The difficulties of malfunctioning WordPress haven’t been a bad thing, really.  Taking a break from blogging and my FB page has been a good thing for me – less stress, more free time with the kids.   I have learned to roller skate (never skated as a kid!) and am training with Ruth and Bea for roller derby (they play, I fall a bunch and try to learn a fraction of the skills they have acquired).  I ended up falling at skating class and jacking up my left arm, so typing is slow and one-handed at the moment (another reason to take a break from blogging).  (I am very much looking forward to getting back on skates when the splint comes off in a week or two – I may not be a good skater (yet!) but it is something I can do with my girls, good exercise, and a fantastic way to release a lot of accumulated anxieties, worries, frustrations.)

Bea picking dahlias and lavender, both of which are still producing abundantly
Bea picking dahlias and lavender, both of which are still producing abundantly

Time late at night that I would normally spend blogging or reading other blogs, I am now spending exercising and strength building for derby and working on writing projects.   I really miss reading what other blogging families are doing, and seeing other mom’s beautiful handwork and culinary creations – through them I find so many good knitting patterns, book recommendations, recipes, home-education inspiration.   However,  it is also stressful for me and a lot of feelings of inferiority well up with each blog post I view.  The more I read about lives that run so much more smoothly than my own, and view those carefully chosen images, the more I stress about dust bunnies in every corner of my house, kids with tangled hair, house projects unfinished, and piles of unfolded laundry.  When I take a break from the blogosphere, I feel more centered and enjoy my family more, because I am stressing less.  And with the start of our homeschooling year and having a kindergartener, a 3rd grader and a 5th grader, plus a very active 2 yr-old, I need less stress.

Orange beefsteaks with red cherries in the background.  Near the house, the beds are overrun with red and yellow "Brandywines" and "Mortgage Lifters".  We've been eating "Sun Gold" cherry tomatoes with nearly every meal - so delicious on omelettes or in salads.
Orange beefsteaks with red cherries in the background.

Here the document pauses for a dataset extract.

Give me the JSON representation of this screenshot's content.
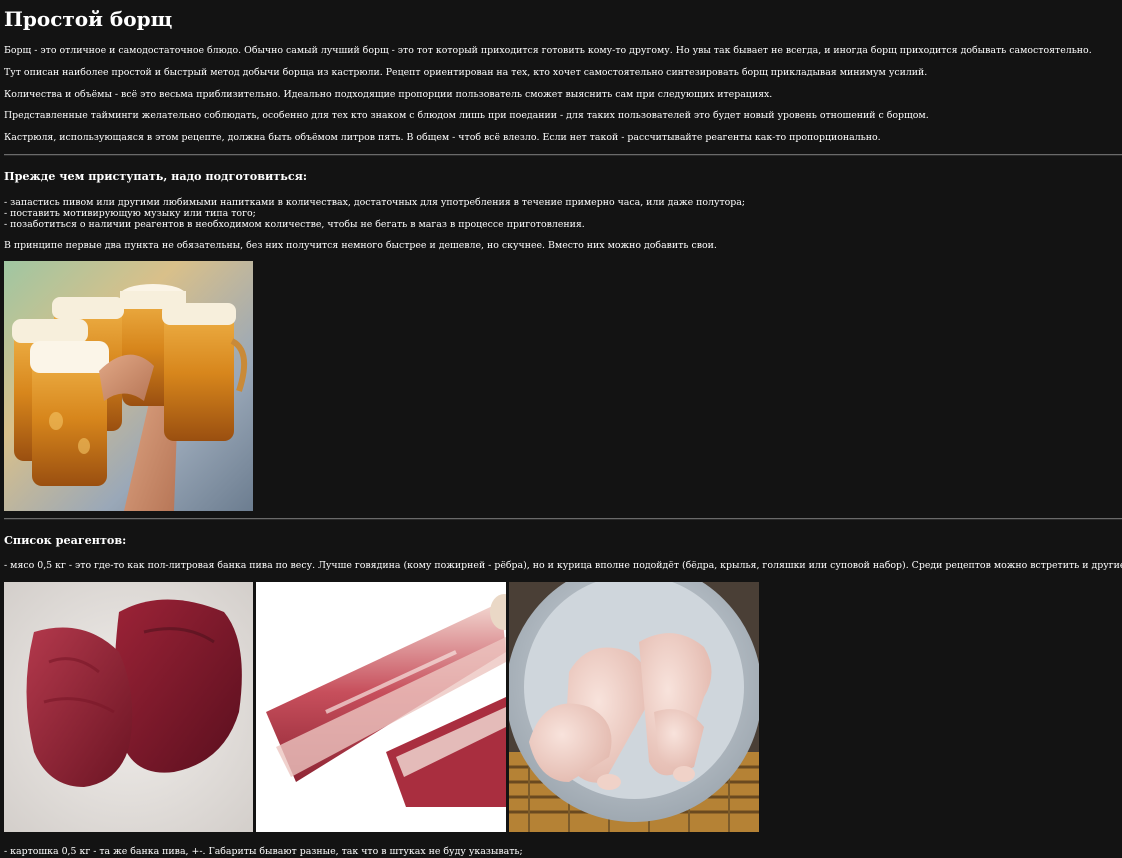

Near the house, the beds are overrun with red and yellow “Brandywines” and “Mortgage Lifters”. We’ve been eating “Sun Gold” cherry tomatoes with nearly every meal – so delicious on omelettes or in salads.

So, after sharing this morning’s photos from a few hours in the garden with the kids, I’m not sure when I’ll be back.  I probably won’t be posting regularly for a while, but I will be back now and then to share some of the good things happening in our lives.

Bea picked a handful of lavender for "secret potions"
Bea picked a handful of lavender for “secret potions”
Sweat Meat winter squash vining through the kale
Sweat Meat winter squash vining through the kale
Brandywines with oca (Oxalis tuberosa) and cucumber underneath.  We're getting more big ripe beefsteaks this year than in the last three years combined.
Brandywines with oca (Oxalis tuberosa) and cucumber underneath. We’re getting more big ripe beefsteaks this year than in the last three years combined.
Rows and rows of beautiful beneficial (though inedible) mushrooms spring up in all the paths after it rains.  They breakdown the woodchips and release nutrients into the soil.
Rows and rows of beautiful beneficial (though inedible) mushrooms spring up in all the paths after it rains. They breakdown the woodchips and release nutrients into the soil.

Blessings on you this month as the seasons shift.  I hope September is as energizing for you as it has been thus far for our family.